Exercise -
When you restate the data, keep every word as it is and drop the images.
:: Provided records ::
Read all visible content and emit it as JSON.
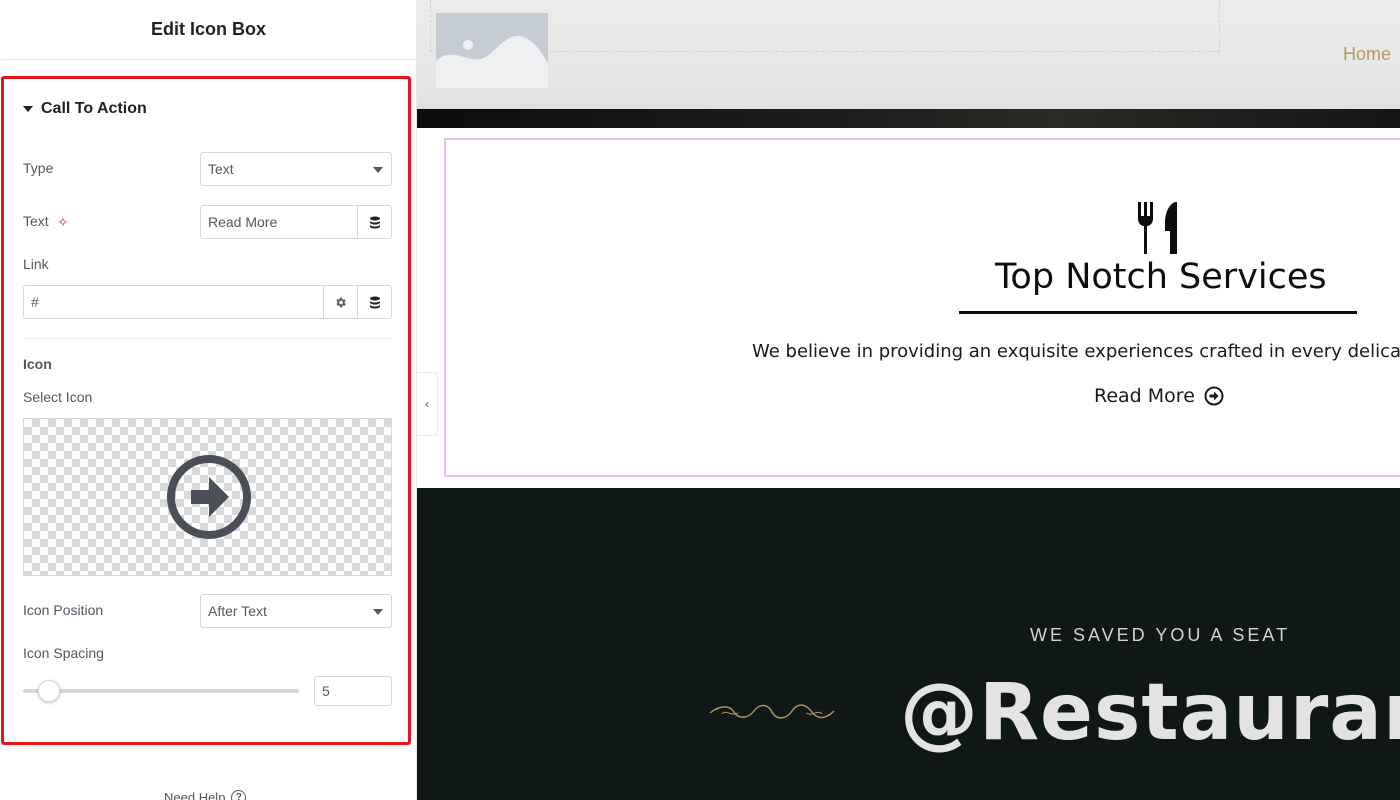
{
  "panel": {
    "title": "Edit Icon Box",
    "section_title": "Call To Action",
    "type": {
      "label": "Type",
      "value": "Text"
    },
    "text": {
      "label": "Text",
      "value": "Read More",
      "ai_icon": "sparkle-icon"
    },
    "link": {
      "label": "Link",
      "value": "#"
    },
    "icon_heading": "Icon",
    "select_icon": {
      "label": "Select Icon",
      "icon": "circle-arrow-right-icon"
    },
    "icon_position": {
      "label": "Icon Position",
      "value": "After Text"
    },
    "icon_spacing": {
      "label": "Icon Spacing",
      "value": "5"
    },
    "need_help": "Need Help",
    "highlight_color": "#e8141b"
  },
  "preview": {
    "nav_home": "Home",
    "icon_box": {
      "icon": "utensils-icon",
      "title": "Top Notch Services",
      "description": "We believe in providing an exquisite experiences crafted in every delicacy",
      "cta_text": "Read More",
      "cta_icon": "circle-arrow-right-icon"
    },
    "section_tag": "WE SAVED YOU A SEAT",
    "section_heading": "@Restaurant",
    "accent_color": "#b39762"
  }
}
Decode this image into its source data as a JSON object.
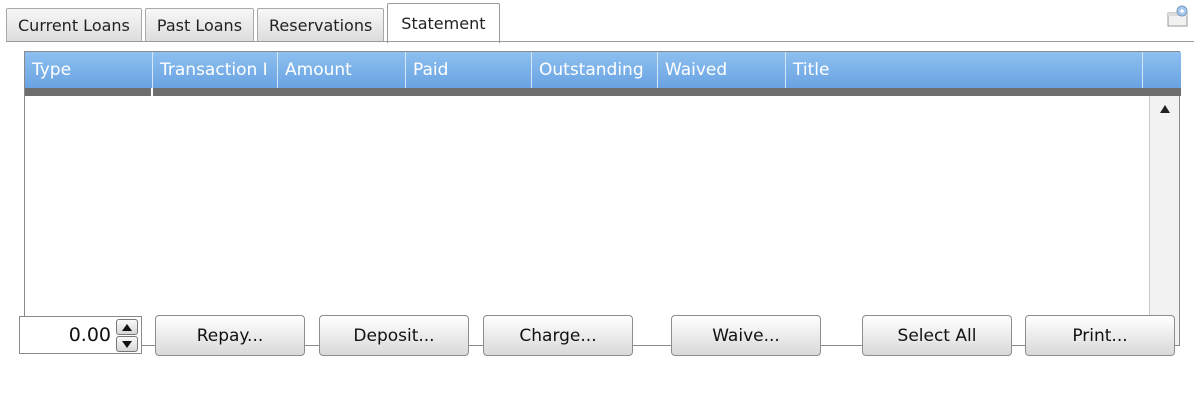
{
  "tabs": [
    {
      "label": "Current Loans",
      "active": false
    },
    {
      "label": "Past Loans",
      "active": false
    },
    {
      "label": "Reservations",
      "active": false
    },
    {
      "label": "Statement",
      "active": true
    }
  ],
  "grid": {
    "columns": [
      "Type",
      "Transaction I",
      "Amount",
      "Paid",
      "Outstanding",
      "Waived",
      "Title"
    ],
    "rows": []
  },
  "amount_spinner": {
    "value": "0.00"
  },
  "buttons": {
    "repay": "Repay...",
    "deposit": "Deposit...",
    "charge": "Charge...",
    "waive": "Waive...",
    "select_all": "Select All",
    "print": "Print..."
  },
  "colors": {
    "header_blue": "#7ab1e9",
    "strip_gray": "#6e6e6e"
  },
  "icons": {
    "corner": "panel-detach-icon",
    "scroll_up": "scroll-up-arrow-icon",
    "scroll_down": "scroll-down-arrow-icon",
    "spin_up": "spin-up-icon",
    "spin_down": "spin-down-icon"
  }
}
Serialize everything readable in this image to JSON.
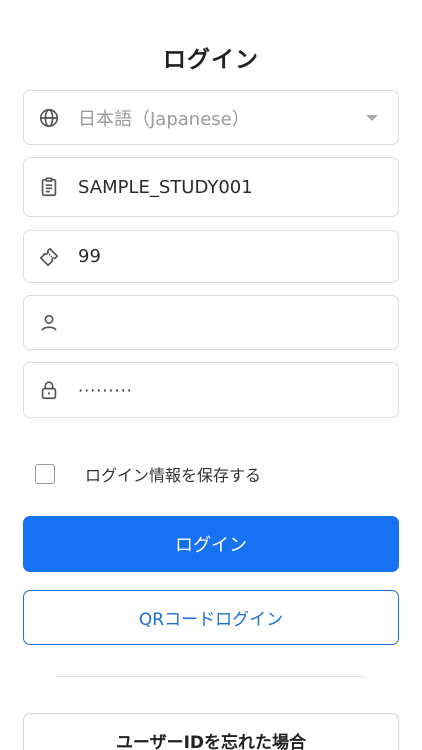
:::
Answer for the task -
Read all visible content and emit it as JSON.
{
  "panel": {
    "title": "Edit Icon Box",
    "section_title": "Call To Action",
    "type": {
      "label": "Type",
      "value": "Text"
    },
    "text": {
      "label": "Text",
      "value": "Read More",
      "ai_icon": "sparkle-icon"
    },
    "link": {
      "label": "Link",
      "value": "#"
    },
    "icon_heading": "Icon",
    "select_icon": {
      "label": "Select Icon",
      "icon": "circle-arrow-right-icon"
    },
    "icon_position": {
      "label": "Icon Position",
      "value": "After Text"
    },
    "icon_spacing": {
      "label": "Icon Spacing",
      "value": "5"
    },
    "need_help": "Need Help",
    "highlight_color": "#e8141b"
  },
  "preview": {
    "nav_home": "Home",
    "icon_box": {
      "icon": "utensils-icon",
      "title": "Top Notch Services",
      "description": "We believe in providing an exquisite experiences crafted in every delicacy",
      "cta_text": "Read More",
      "cta_icon": "circle-arrow-right-icon"
    },
    "section_tag": "WE SAVED YOU A SEAT",
    "section_heading": "@Restaurant",
    "accent_color": "#b39762"
  }
}
Decode this image into its source data as a JSON object.
{
  "tabs": [
    {
      "label": "Current Loans",
      "active": false
    },
    {
      "label": "Past Loans",
      "active": false
    },
    {
      "label": "Reservations",
      "active": false
    },
    {
      "label": "Statement",
      "active": true
    }
  ],
  "grid": {
    "columns": [
      "Type",
      "Transaction I",
      "Amount",
      "Paid",
      "Outstanding",
      "Waived",
      "Title"
    ],
    "rows": []
  },
  "amount_spinner": {
    "value": "0.00"
  },
  "buttons": {
    "repay": "Repay...",
    "deposit": "Deposit...",
    "charge": "Charge...",
    "waive": "Waive...",
    "select_all": "Select All",
    "print": "Print..."
  },
  "colors": {
    "header_blue": "#7ab1e9",
    "strip_gray": "#6e6e6e"
  },
  "icons": {
    "corner": "panel-detach-icon",
    "scroll_up": "scroll-up-arrow-icon",
    "scroll_down": "scroll-down-arrow-icon",
    "spin_up": "spin-up-icon",
    "spin_down": "spin-down-icon"
  }
}
Serialize everything readable in this image to JSON.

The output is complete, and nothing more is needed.